If you have a low credit score, though, it can make it difficult to get a loan – or if you do get a loan, it might be one with not-so-great terms. Fortunately, there are steps you can take to improve your credit score, and there are places that exist to help you acquire an auto loan. Mr. Ed’s Auto Loans Approved is a great resource with lots of information – and you can even fill out an application on their site to see about getting approved for a loan today.

Here are three tips for improving your credit score. Start today – you’ll be so glad you did!

  1. Pay off your debt. This one seems like a no-brainer, but sometimes it can feel overwhelming when you have debt and you can just end up floundering and doing nothing. Be proactive and take steps to pay off your debt, even if it’s a little at a time. And once you DO get your balances lower (or, ideally, gone!) make a conscious effort to keep little to no debt on your cards. Your ratio of debt to available credit is something that weighs heavily on your credit score.
  2. Be cautious about opening new cards, but don’t close old unused cards. If you open new cards that is just more and more temptation to spend – and you’re also creating lots of inquiries on your credit score to open the new accounts. But if you have cards you haven’t used in a while and they have no balance, keep them open – they help improve that ratio we talked about in point #1.
  3. Pay bills on time. If you want someone to loan you money, your best bet at being approved is to have a history of repaying other debts responsibly. Creditors look at your history, because how you’ve managed debt in the past tends to indicate how you’ll handle it in the future – and they want to get repaid! Pay your other bills on time, too, and take advantage of auto-pay setups whenever possible, to remove the possibility of you forgetting a payment.

Texas Road Trips

This is a sponsored post partnered with Star Dodge. All opinions are honest and are my own.

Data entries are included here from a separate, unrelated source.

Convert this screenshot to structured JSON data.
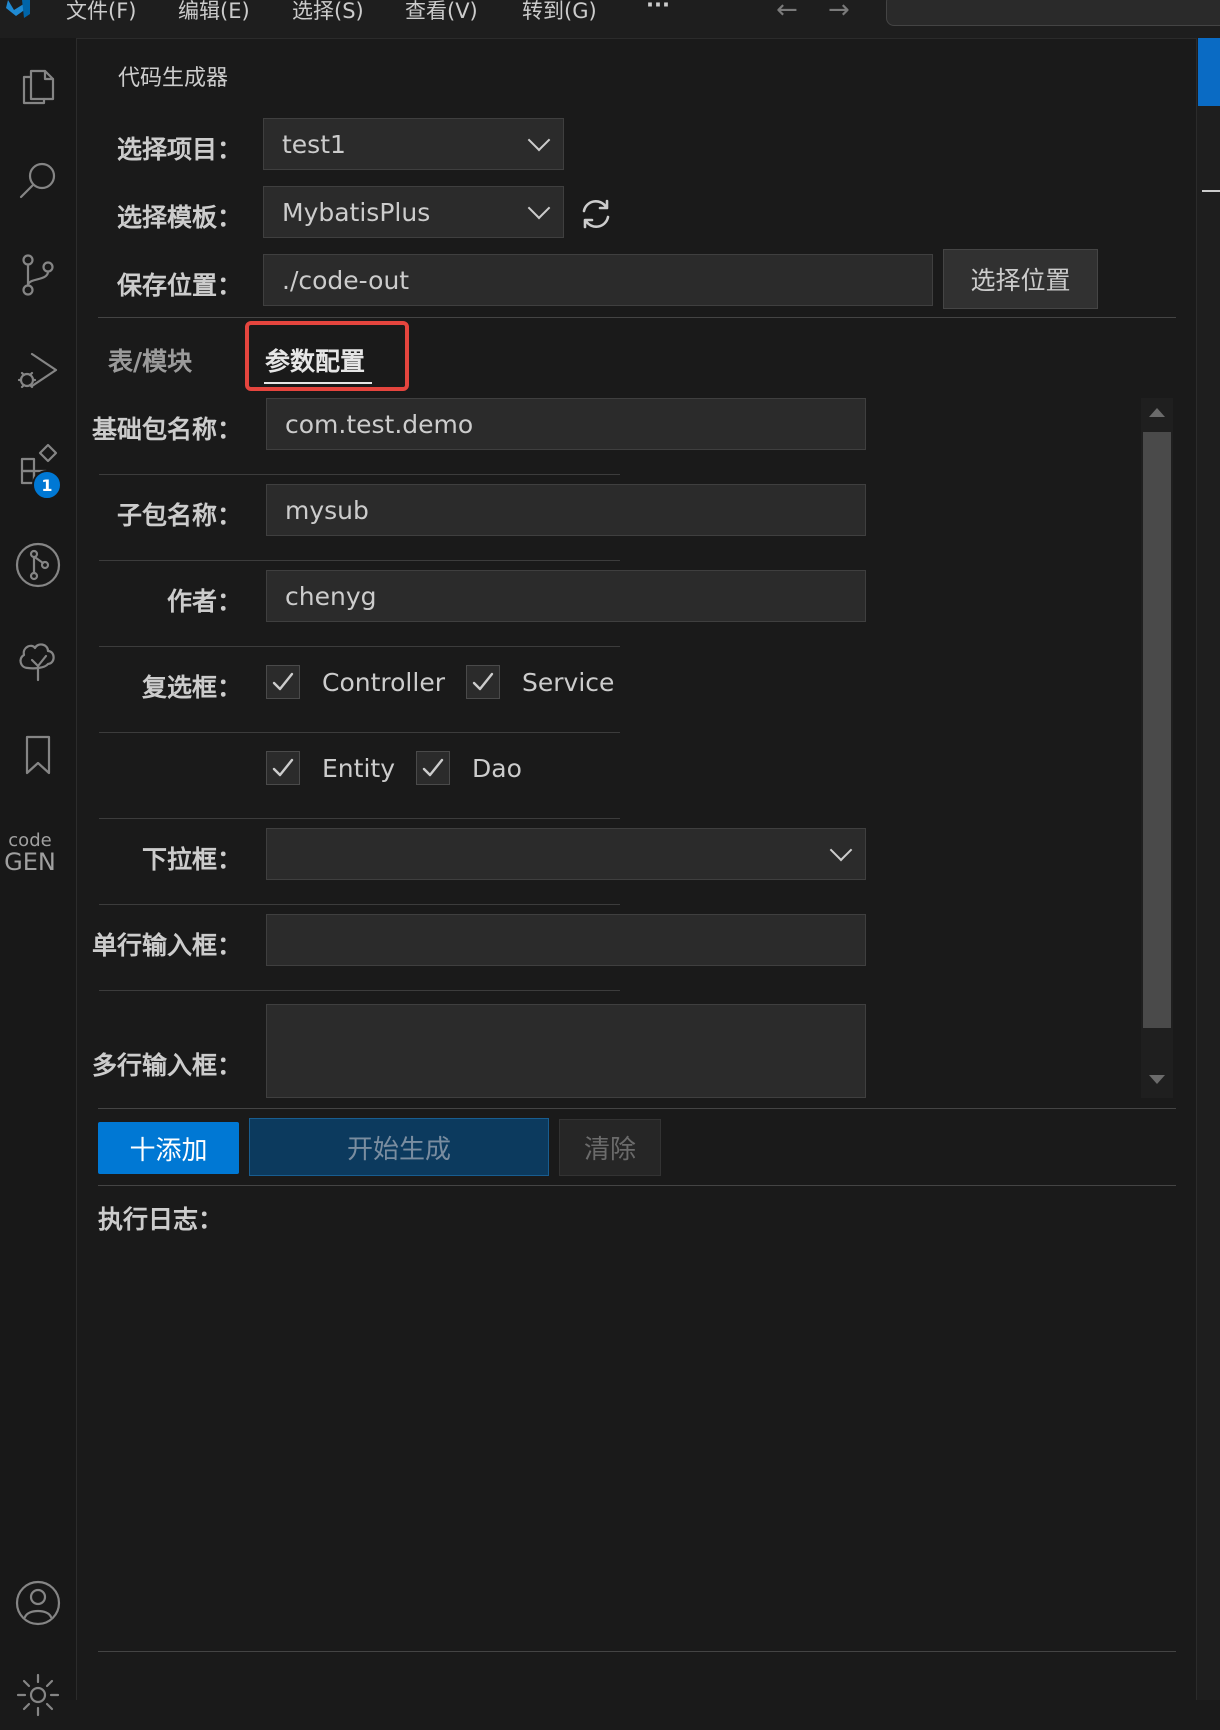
{
  "menubar": {
    "items": [
      "文件(F)",
      "编辑(E)",
      "选择(S)",
      "查看(V)",
      "转到(G)",
      "···"
    ],
    "back_arrow": "←",
    "forward_arrow": "→"
  },
  "activitybar": {
    "icons": [
      "explorer-icon",
      "search-icon",
      "source-control-icon",
      "run-debug-icon",
      "extensions-icon",
      "git-graph-icon",
      "tree-icon",
      "bookmark-icon"
    ],
    "extensions_badge": "1",
    "codegen": {
      "line1": "code",
      "line2": "GEN"
    },
    "bottom_icons": [
      "account-icon",
      "settings-gear-icon"
    ]
  },
  "panel": {
    "title": "代码生成器",
    "project": {
      "label": "选择项目：",
      "value": "test1"
    },
    "template": {
      "label": "选择模板：",
      "value": "MybatisPlus"
    },
    "save": {
      "label": "保存位置：",
      "value": "./code-out",
      "button": "选择位置"
    }
  },
  "tabs": {
    "table_module": "表/模块",
    "param_config": "参数配置",
    "active": "参数配置"
  },
  "form": {
    "base_package": {
      "label": "基础包名称：",
      "value": "com.test.demo"
    },
    "sub_package": {
      "label": "子包名称：",
      "value": "mysub"
    },
    "author": {
      "label": "作者：",
      "value": "chenyg"
    },
    "checkbox": {
      "label": "复选框：",
      "options": [
        {
          "name": "Controller",
          "checked": true
        },
        {
          "name": "Service",
          "checked": true
        },
        {
          "name": "Entity",
          "checked": true
        },
        {
          "name": "Dao",
          "checked": true
        }
      ]
    },
    "dropdown": {
      "label": "下拉框：",
      "value": ""
    },
    "single_input": {
      "label": "单行输入框：",
      "value": ""
    },
    "multi_input": {
      "label": "多行输入框：",
      "value": ""
    }
  },
  "actions": {
    "add": "十添加",
    "start": "开始生成",
    "clear": "清除"
  },
  "log": {
    "label": "执行日志：",
    "content": ""
  },
  "colors": {
    "accent": "#0078d4",
    "highlight_box": "#e5453e",
    "background": "#1a1a1a"
  }
}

Texas is a HUGE state. It would take 10-12 hours to drive from the most Eastern point to the most Western point, and even a little longer to drive from the Southern tip to the top of the panhandle. You don’t have to drive your car to the ends of the earth Texas to have a vacation, though – here are a few great road trip options all within 2-3 hours of the Dallas/Fort Worth area.

Waco: Roughly 90 minutes away from Dallas/Fort Worth, this city has gained popularity recently due to a certain show from HGTV. People are flocking to Magnolia Market, and it’s a fun stop for shopping – and now Magnolia Table is open for dining, too. The store sits alongside a plot of land that houses food trucks and benches with tables, and a big patch of faux grass for kids to run and play. The adjacent lot houses a bakery so you can satisfy your sweet tooth. You can visit the Cameron Park Zoo for a less-crowded animal-viewing experience, stop by the Dr. Pepper museum, enjoy a stroll across the suspension bridge, and even take the kids to see a real mammoth excavation site.

Rough Creek Lodge and Resort: This resort is nestled on 11,000 acres in Glen Rose, in the foothills of the picturesque Texas Hill Country. Located 90 minutes southwest of Dallas Fort Worth, Texas the lodge boasts exquisite grounds. There’s hunting, fishing, paintball, and even a spa.

The Inn at Dos Brisas: This luxury resort is located in the Hill Country. Visit the full service equestrian center for carriage tours, riding lessons, and trail riding, or play a match at their tennis court. Relax next to the outdoor heated infinity pool. The inn’s romantic restaurant is the only Forbes five-star restaurant in Texas, serving organic dishes made with ingredients from the resort garden. You can have an action-packed outdoor vacation or a quiet escape, complete with private accommodations and a patio for taking in the panoramic views.

If you feel like you can’t take a long vacation this summer, venture out for a weekend getaway to one of these locations, or the many other options available across Texas.